- Hunt, J. M., Florscheim, R., Chatterjee, A., & Kernan, J. (1990). Credit cards as spending facilitating stimuli: A test and extension of Feinberg's conditioning hypothesis. Psychological Reports, 67(1), 323–330. CrossRef
- Feinberg, R. A. (1986). Credit cards as spending facilitating stimuli: A conditioning interpretation. Journal of Consumer Research, 13(3), 348–356. CrossRef
- Feinberg, R. A. (1990). The social nature of classical conditioning phenomena in people: A comment on Hunt, Florscheim, Chatterjee, and Kernan. Psychological Reports, 67(1), 331–334. CrossRef
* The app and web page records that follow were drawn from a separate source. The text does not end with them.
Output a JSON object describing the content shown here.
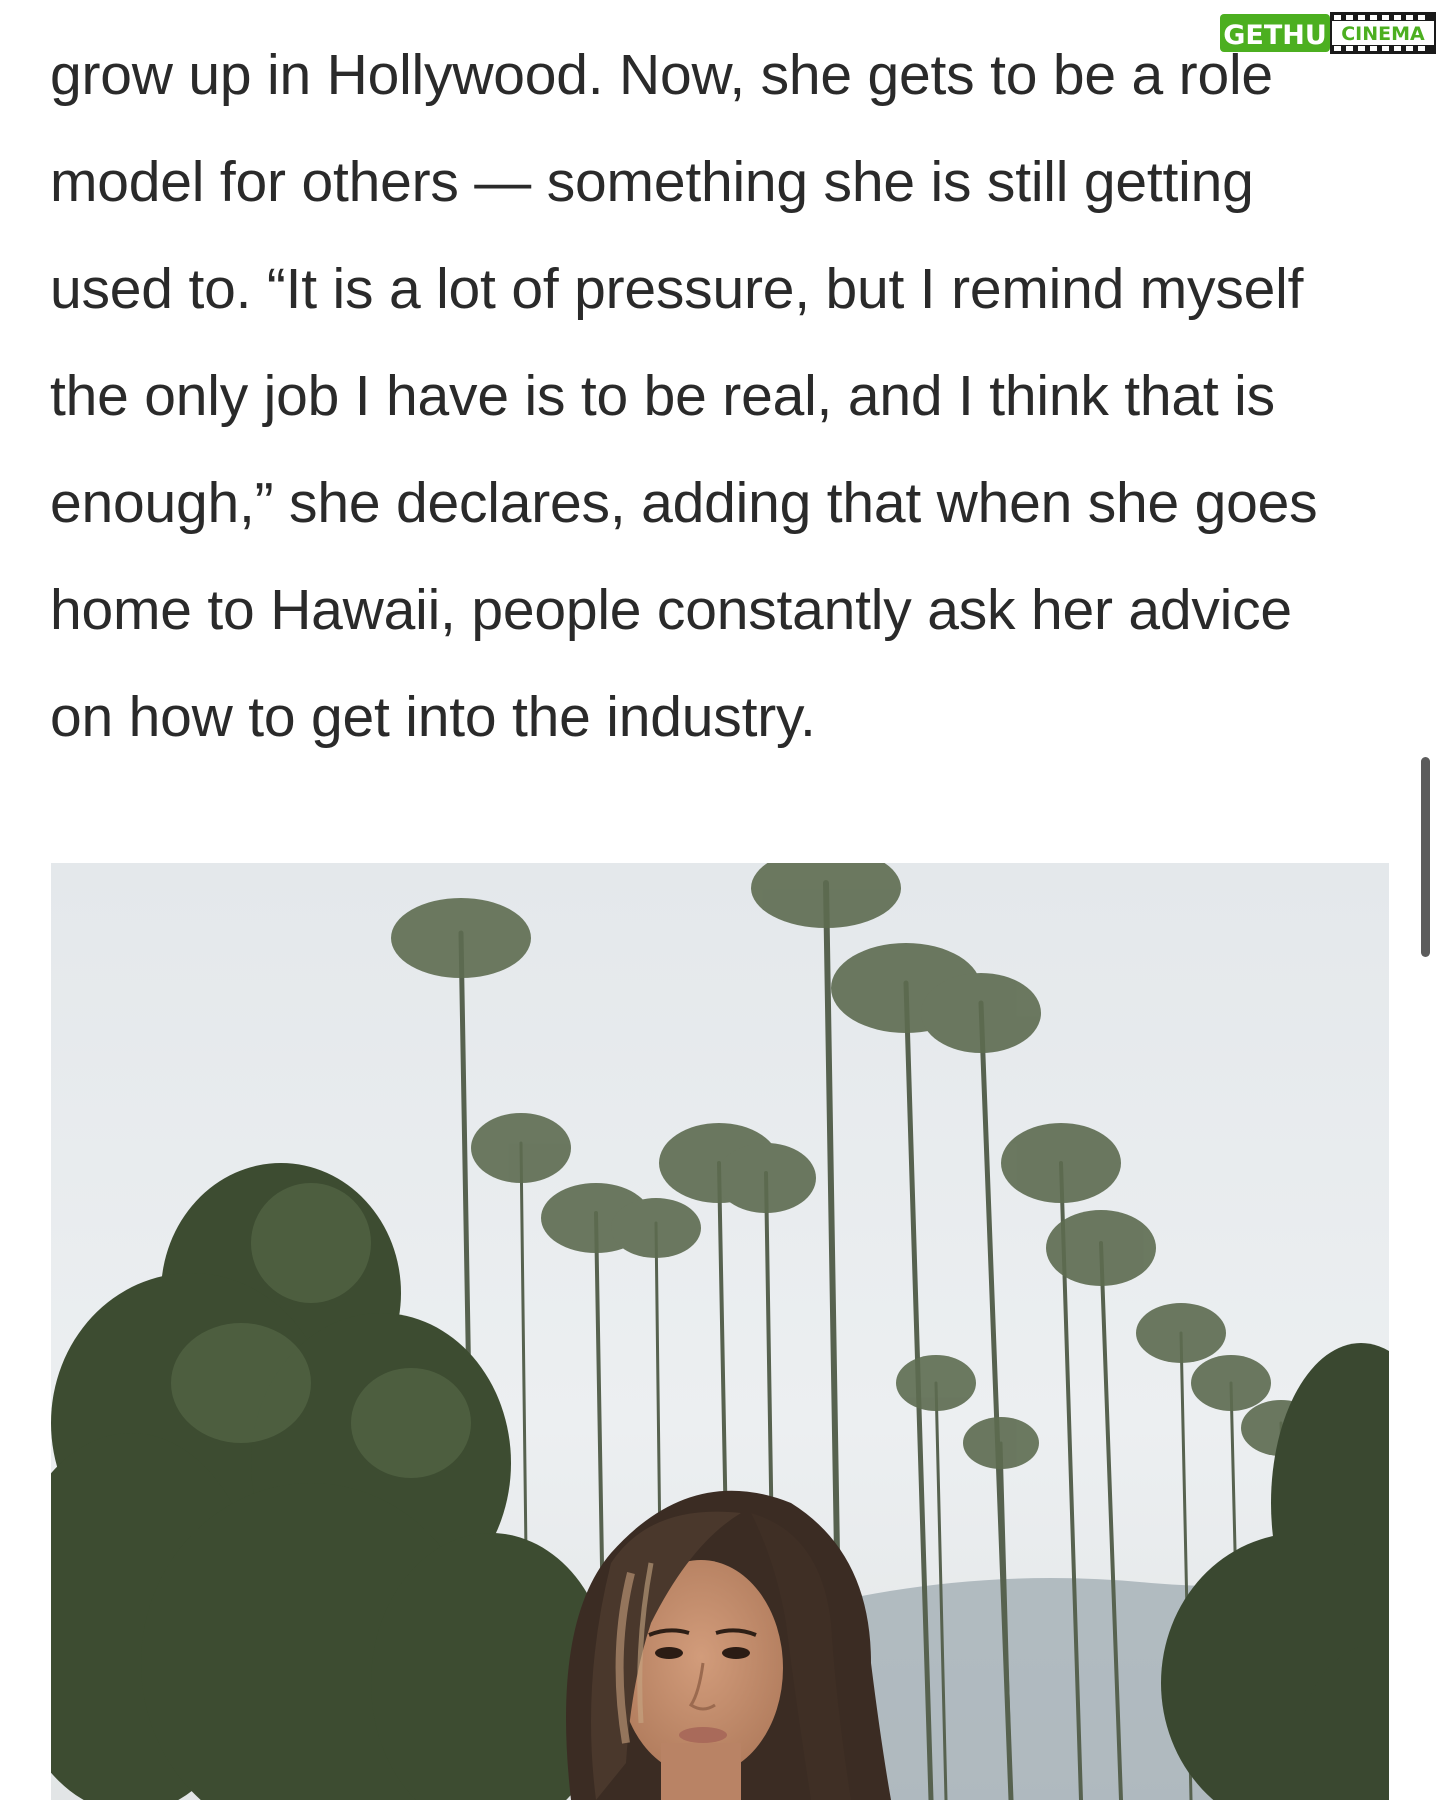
{
  "article": {
    "lines": [
      "grow up in Hollywood. Now, she gets to be a role",
      "model for others — something she is still getting",
      "used to. “It is a lot of pressure, but I remind myself",
      "the only job I have is to be real, and I think that is",
      "enough,” she declares, adding that when she goes",
      "home to Hawaii, people constantly ask her advice",
      "on how to get into the industry."
    ]
  },
  "watermark": {
    "part1": "GETHU",
    "part2": "CINEMA",
    "icon": "film-camera-icon",
    "color_primary": "#4caf20",
    "color_secondary": "#1a1a1a"
  },
  "photo": {
    "subject": "portrait-photo",
    "colors": {
      "sky": "#e8ecef",
      "palm_trunk": "#4d5a48",
      "palm_fronds": "#5f6e52",
      "trees": "#3b4a30",
      "hair": "#3a2b22",
      "skin": "#c48f6f"
    }
  },
  "scrollbar": {
    "color": "#5c5c5c"
  }
}
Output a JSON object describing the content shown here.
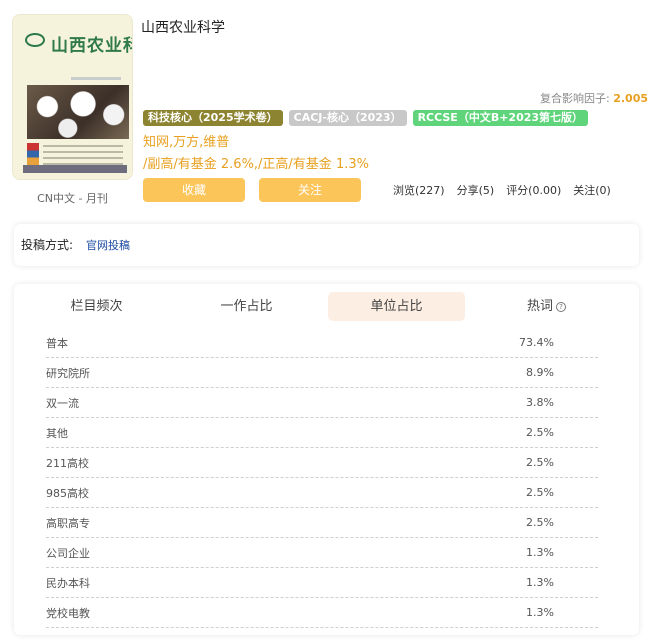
{
  "header": {
    "cover_title": "山西农业科学",
    "journal_title": "山西农业科学",
    "cn_text": "CN中文 - 月刊",
    "impact_label": "复合影响因子: ",
    "impact_value": "2.005",
    "tags": [
      "科技核心（2025学术卷）",
      "CACJ-核心（2023）",
      "RCCSE（中文B+2023第七版）"
    ],
    "databases": "知网,万方,维普",
    "funds": "/副高/有基金 2.6%,/正高/有基金 1.3%",
    "favorite_label": "收藏",
    "follow_label": "关注",
    "stats": [
      "浏览(227)",
      "分享(5)",
      "评分(0.00)",
      "关注(0)"
    ]
  },
  "submission": {
    "label": "投稿方式:",
    "link": "官网投稿"
  },
  "tabs": [
    {
      "label": "栏目频次"
    },
    {
      "label": "一作占比"
    },
    {
      "label": "单位占比"
    },
    {
      "label": "热词"
    }
  ],
  "active_tab": "单位占比",
  "rows": [
    {
      "name": "普本",
      "pct": "73.4%"
    },
    {
      "name": "研究院所",
      "pct": "8.9%"
    },
    {
      "name": "双一流",
      "pct": "3.8%"
    },
    {
      "name": "其他",
      "pct": "2.5%"
    },
    {
      "name": "211高校",
      "pct": "2.5%"
    },
    {
      "name": "985高校",
      "pct": "2.5%"
    },
    {
      "name": "高职高专",
      "pct": "2.5%"
    },
    {
      "name": "公司企业",
      "pct": "1.3%"
    },
    {
      "name": "民办本科",
      "pct": "1.3%"
    },
    {
      "name": "党校电教",
      "pct": "1.3%"
    }
  ]
}
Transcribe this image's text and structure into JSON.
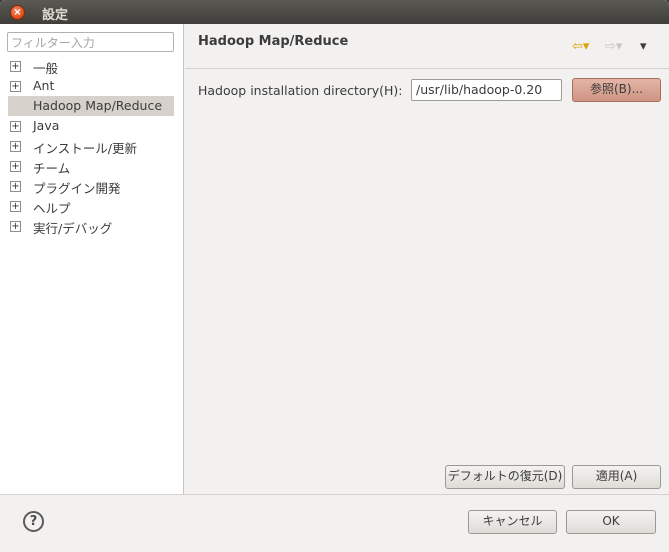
{
  "window": {
    "title": "設定",
    "close_glyph": "×"
  },
  "sidebar": {
    "filter_placeholder": "フィルター入力",
    "items": [
      {
        "label": "一般",
        "expandable": true,
        "glyph": "+"
      },
      {
        "label": "Ant",
        "expandable": true,
        "glyph": "+"
      },
      {
        "label": "Hadoop Map/Reduce",
        "expandable": false,
        "selected": true
      },
      {
        "label": "Java",
        "expandable": true,
        "glyph": "+"
      },
      {
        "label": "インストール/更新",
        "expandable": true,
        "glyph": "+"
      },
      {
        "label": "チーム",
        "expandable": true,
        "glyph": "+"
      },
      {
        "label": "プラグイン開発",
        "expandable": true,
        "glyph": "+"
      },
      {
        "label": "ヘルプ",
        "expandable": true,
        "glyph": "+"
      },
      {
        "label": "実行/デバッグ",
        "expandable": true,
        "glyph": "+"
      }
    ]
  },
  "page": {
    "title": "Hadoop Map/Reduce",
    "nav": {
      "back": "⇦▾",
      "forward": "⇨▾",
      "menu": "▾"
    },
    "hadoop_dir_label": "Hadoop installation directory(H):",
    "hadoop_dir_value": "/usr/lib/hadoop-0.20",
    "browse_label": "参照(B)..."
  },
  "actions": {
    "restore_defaults_label": "デフォルトの復元(D)",
    "apply_label": "適用(A)",
    "cancel_label": "キャンセル",
    "ok_label": "OK",
    "help_glyph": "?"
  },
  "colors": {
    "accent_close": "#df4b16",
    "selection": "#d6d2cb",
    "browse_button": "#cf9482"
  }
}
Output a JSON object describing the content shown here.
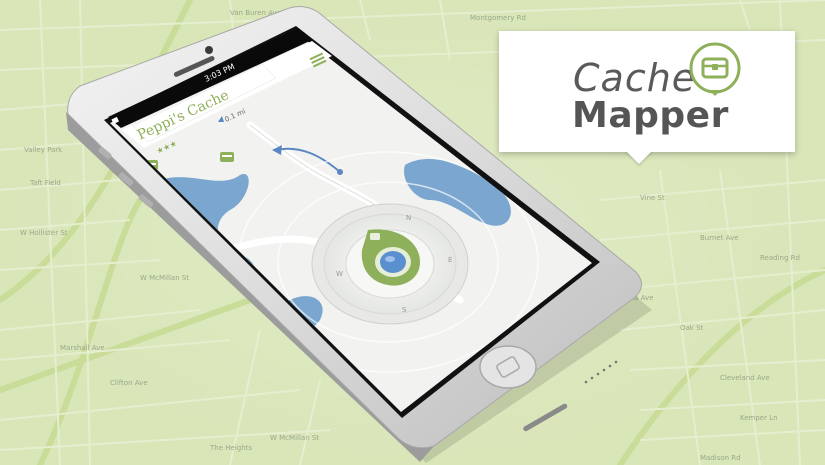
{
  "status_bar": {
    "time": "3:03 PM"
  },
  "app": {
    "cache_title": "Peppi's Cache",
    "distance": "0.1 mi",
    "menu_icon": "hamburger-icon",
    "compass_directions": [
      "N",
      "E",
      "S",
      "W"
    ]
  },
  "brand": {
    "line1": "Cache",
    "line2": "Mapper",
    "icon": "treasure-chest-icon",
    "accent_color": "#8eb05a",
    "text_color": "#555555"
  },
  "map_labels": {
    "streets": [
      "Valley Park",
      "Taft Field",
      "W McMillan St",
      "Marshall Ave",
      "Clifton Ave",
      "Vine St",
      "Burnet Ave",
      "Reading Rd",
      "W Hollister St",
      "Oak St",
      "Cleveland Ave",
      "Kemper Ln",
      "Montgomery Rd",
      "Dana Ave",
      "Madison Rd",
      "Van Buren Ave",
      "The Heights",
      "W McMillan St"
    ]
  },
  "colors": {
    "map_background": "#d9e6b8",
    "phone_body": "#e6e6e6",
    "app_green": "#8eb05a",
    "water": "#7aa6cf"
  }
}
- Feinberg, R. A., & Meoli, J. (1987). The classical conditioning of credit card cues. Proceedings of the Division of Consumer Psychology, American Psychological Association 1986 Annual Conference, 138–140.
- Foster, K., Meijer, E., Schuh, S., & Zabek, M. A. (2010). The 2008 survey of consumer payment choice. Public Policy Discussion Papers, Federal Reserve Bank of Boston, April 2010.
- Leondis, A. (2010). Cardholders prefer debit as credit-card use declines. Bloomberg Businessweek, Sept. 08, 2010. Retrieved from http://www.businessweek.com/news/2010-09-08/cardholders-prefer-debit-as-credit-card-use-declines.html
- Lie, C., Hunt, M., Peters, H., Veliu, B., & Harper, D. (2010). The “negative” credit card effect: Credit cards as spending-limiting stimuli in New Zealand. The Psychological Record, 60(3), 399–412.
- McCall, M., & Belmont, H. J. (1996). Credit card insignia and restaurant tipping: Evidence for an associative link. Journal of Applied Psychology, 81(5), 609–613. CrossRef
- Palmeri, C. (2008). The steady ascent of the debit card. Bloomberg Business Week, Nov. 10, 2008. Retrieved from http://www.businessweek.com/magazine/content/08_45/b4107000370790.htm
- Prelec, D., & Duncan, S. (2001). Always leave home without it: A further investigation of the credit-card effect on willingness to pay. Marketing Letters, 12(1), 5–12. CrossRef
- Raghubir, P., & Srivastava, J. (2008). Monopoly money: The effect of payment coupling and form on spending behavior. Journal of Experimental Psychology: Applied, 14(3), 213–225. CrossRef
- Shimp, T. A., & Moody, M. (2000). In search of a theoretical explanation for the credit card effect. Journal of Business Research, 48(1), 17–23. CrossRef
- Soman, D. (2001). Effects of Payment Mechanism on Spending Behavior: The Role of Rehearsal and Immediacy of Payments. Journal of Consumer Research, 27(4), 460–474. CrossRef
- Census Bureau, U. S. (2009). The 2010 Statistical Abstract: Banking, Finance, and Insurance. Washington, DC: U.S. Government Printing Office.
- Visa Inc. (2009). Total U.S. Visa debit volume surpasses credit for the first time [Press Release, May 4]. Retrieved from http://investor.visa.com/phoenix.zhtml?c=215693&p=irol-newsArticle&ID=1283874&highlight=
- Zajonc, R. B. (1968). Attitudinal effects of mere exposure. Journal of Personality and Social Psychology Monographs, 9(2), 1–27. CrossRef
- Zajonc, R. B. (2001). Mere exposure: A gateway to the subliminal. Current Directions in Psychological Science, 10(6), 224–228. CrossRef
- Time to Cut Up Those Debit Cards? Effect of Payment Mode on Willingness to Spend
Journal of Consumer Policy
Volume 34, Issue 4 , pp 415-422
- Cover Date
- Print ISSN
- Online ISSN
- Springer US
- Additional Links
- Debit cards
- Credit cards
- Willingness to spend
- Consumer behavior
- Consumer policy
- Industry Sectors